New and expectant mothers in Bristol, North Somerset and South Gloucestershire will now have access to specialist mental health support, thanks to new funding from NHS England. The successful funding bid, which was led by members of the Improving Perinatal Mental Health (IMPROVE) Health Integration Team, is worth £1.3 million over three years. It will lead to a new perinatal mental health service, that will ensure those women with the most serious mental health needs will get fast access to specialist care.
The IMPROVE team was able to bring together the key stakeholders including commissioning, service providers and community organisations to agree priorities for the bid. They already had the support structure in place to enable them to make, and win, the bid. Members of IMPROVE were also able to provide the evidence base to make a strong case.

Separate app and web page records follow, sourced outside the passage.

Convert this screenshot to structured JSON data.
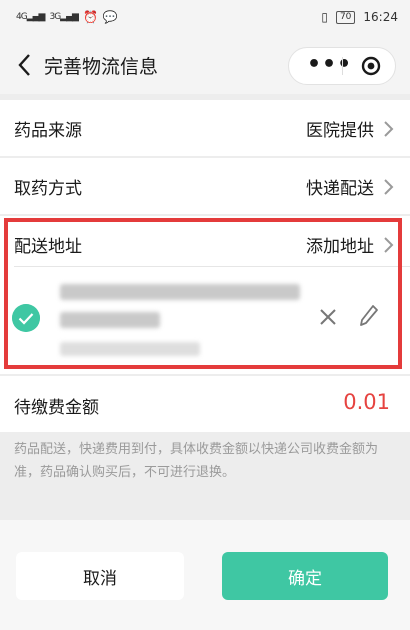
{
  "status_bar": {
    "signal_left": "4G",
    "signal_right": "3G",
    "battery": "70",
    "time": "16:24"
  },
  "navbar": {
    "title": "完善物流信息",
    "more_label": "•••"
  },
  "rows": {
    "source": {
      "label": "药品来源",
      "value": "医院提供"
    },
    "pickup": {
      "label": "取药方式",
      "value": "快递配送"
    },
    "address": {
      "label": "配送地址",
      "value": "添加地址"
    }
  },
  "fee": {
    "label": "待缴费金额",
    "amount": "0.01"
  },
  "note": "药品配送，快递费用到付，具体收费金额以快递公司收费金额为准，药品确认购买后，不可进行退换。",
  "buttons": {
    "cancel": "取消",
    "confirm": "确定"
  },
  "colors": {
    "accent": "#3fc7a3",
    "price": "#e64340",
    "highlight": "#e43b3b"
  }
}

Around 3,000 women a year in Bristol, North Somerset and South Gloucestershire, have concerns about their emotional wellbeing either during pregnancy or shortly after their baby is born. As many as 400 of those women will experience serious mental health problems.
Run by Avon and Wiltshire Mental Health Partnership NHS Trust (AWP), the new specialist team, which will include a consultant psychiatrist, clinical psychologist and specialist practitioners, will ensure healthcare professionals are better equipped to identify women who have, or are at risk of developing mental health problems.
This will mean women and their families can get consistent, reliable information and practical support, as soon as they need it.
This new service will build on investment already made by NHS Bristol Clinical Commissioning Group to deliver a new specialist service which began in November.
"We are delighted that the partnership working we’ve developed through the Improving Perinatal Mental Health HIT is bearing such fruit. The HIT was instrumental in bring together key partners to support the business case for a specialist community team. It enabled us to build relationships and develop our vision, which included hearing the voices of women with lived experience and their partners.“Improving the mental health of mothers and fathers during pregnancy and in the first postnatal year is a health priority, not only because it's important for parents but it's crucial for the health and wellbeing of the next generation. Despite being the focus of a NICE guideline and many reports, progress to improve the mental health and wider emotional well-being of parents has been slower than we would like, despite some excellent local initiatives. We believe this service is going to make a real difference to parents and children, at what can be a very difficult time in their lives.”
Speaking on behalf of NHS Bristol, South Gloucestershire, North Somerset Clinical Commissioning Groups, Dr Kirsty Alexander, clinical lead for maternity services, said:
“As many as 400 women in this area every year will experience serious mental health problems during or after their pregnancy. The impact can be very serious, not just for the woman and her family, but for the long-term emotional health of her baby.
“This new funding means we can expand the highly skilled, specialist care already set up for Bristol – across the whole area. We are delighted to have been chosen by NHS England as one of the first places to receive this funding.
“As the service evolves, we will be able to share our experience and expertise for the benefit of pregnant women and new mums not only in our area, but across the country.”
Paul Townsend, managing director for AWP’s specialised services, added:
“This is a fantastic investment in making mental health support and treatment more accessible to new and expectant mothers and we are delighted to be partners in delivering this service.”
The perinatal mental health team will work in partnership with maternity services, adult mental health, GPs, health visitors and other professionals as well as community organisations such as Bluebell Care and Mothers for Mothers.
This wide involvement will also be key to reducing the stigma associated with mental health issues during and after pregnancy.
This investment is part of a wider NHS England investment to provide more support for pregnant women and new mums suffering mental illness as well as to improve care for the many people with mental health problems attending A&E in crisis.
Simon Stevens, chief executive of NHS England announced at the Mind conference on Tuesday 29 November that £40m was to be allocated to 20 areas of the country to fund new specialist community mental health services for mums in the immediate run up to and after birth, and help reach 30,000 more women a year by 2021. A further £20m will be allocated next year.
For more information go to NHS England.